Three countries on the shores of the Baltic Sea – Lithuania, Latvia and Estonia may be surprisingly contrasting, as each country has a different language and belongs to different branch of Christianity, but all three are united by their common history going back many centuries, and the joint struggle for independence. To fully experience the Baltic flavour, one should visit all three.


The largest by territory and population, but with the smallest of the Baltic States coastline, Lithuania was first mentioned in written in the early 11th century. Lithuanians always opposed the outside influence, would it be Crusades and later on Reformation, or Soviet Occupation, longer than their neighbors.

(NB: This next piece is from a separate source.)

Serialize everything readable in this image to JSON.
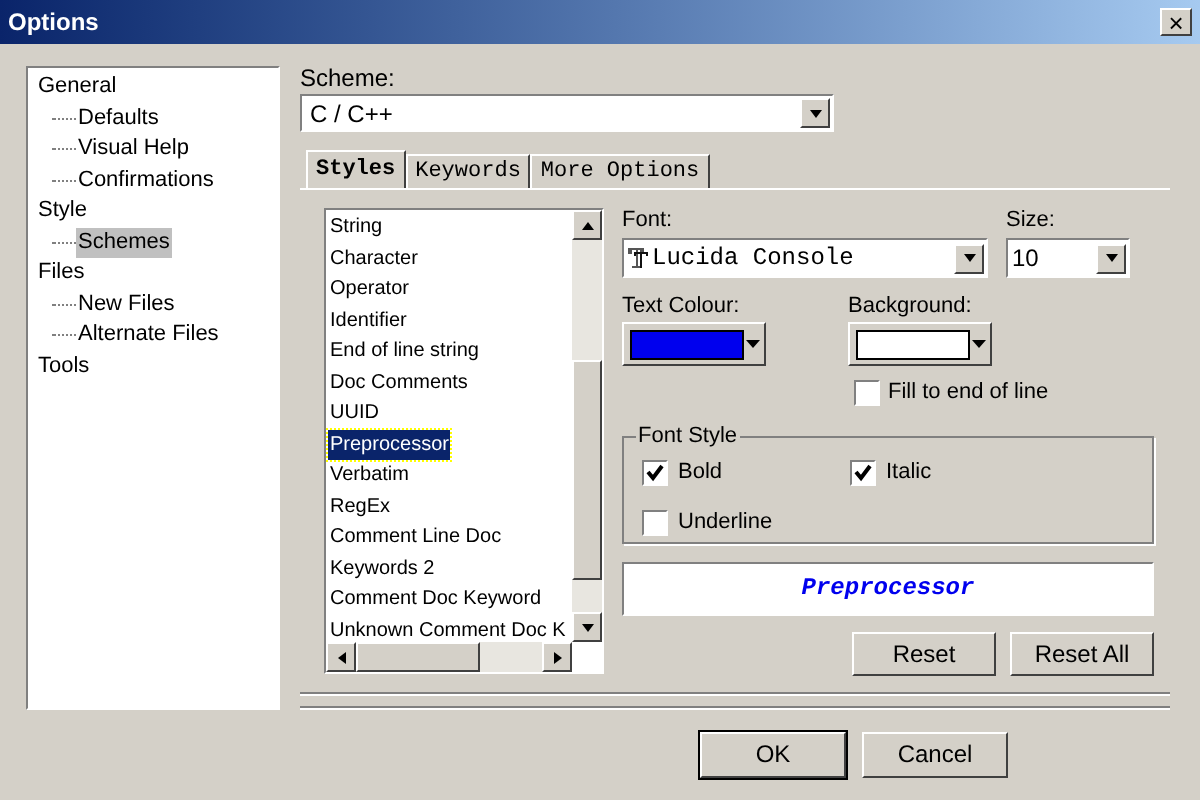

With almost four fifths of Lithuanians belonging to Roman Catholic Church, it’s no surprise they are jokingly accredited the “Baltic Italians”.

Vilnius, the largest Lithuanian city and capital, being named in the past “The Jerusalem on North” and “Baroque City”, has minimum similarities to other Baltic capitals due to the domination of Baroque and Renaissance over Gothic style in the architecture and presence of 65 churches. Vilnius University, the oldest in the Eastern Europe, was founded in 1579.


Being often referred as the “heart” or the “pearl” of the Baltics, Latvia is one of the least populous and least densely populated countries of Europe. Predominantly plain with most of the territory less than 100 meters above sea level, Latvia has the 4th highest proportion of land covered by forests in the European Union.

The capital of Latvia – Riga, lies on the Gulf of Riga and with its population of briefly 700000 inhabitants is the largest of the Baltic capitals. In just a bit more than eight centuries from its foundation in 1201, Riga has grown from the traders’ settlement to the global city. Once a member of the Hanseatic League, later the biggest city of the Swedish Kingdom and the 3rd biggest city of Russian Empire in pre-WWI period, Riga bears traces of all these époques in its architecture. By virtue of Gothic Old Town along with Art Nouveau city and the wooden architecture, Riga’s historical center is reasonably listed as UNESCO World Heritage Site.


The smallest by area and population out of three Baltic States, but definitely not the least economically, Estonia has the highest GDP per capita among the former Soviet republics. Estonia’s coastline is 3794 km long due to 1500 islands and islets and this is not the only way to outdo the neighbors. Estonia is often described as one of the most “wired” countries in Europe and was the first to join the Eurozone.

Tallinn, the capital of Estonia and the oldest capital city in Northern Europe, is world-famous for its well-preserved Old Town. Port of Tallinn is one of the biggest in the Baltic Sea region in passenger and cargo turnover.

Combined itineraries

The Baltic States are profiting from geographical location that allows easy itinerary combinations with Scandinavia, Poland and Belarus. Helsinki, the capital of Finland is just 2 hours trip by a comfortable ferry. Stockholm, the capital of Sweden is just an overnight away from Tallinn in nice ferry cabin. The Baltic States are easily accessible by air, land or water transport. We will help you plan your trip to the Baltic States with different types of route combinations!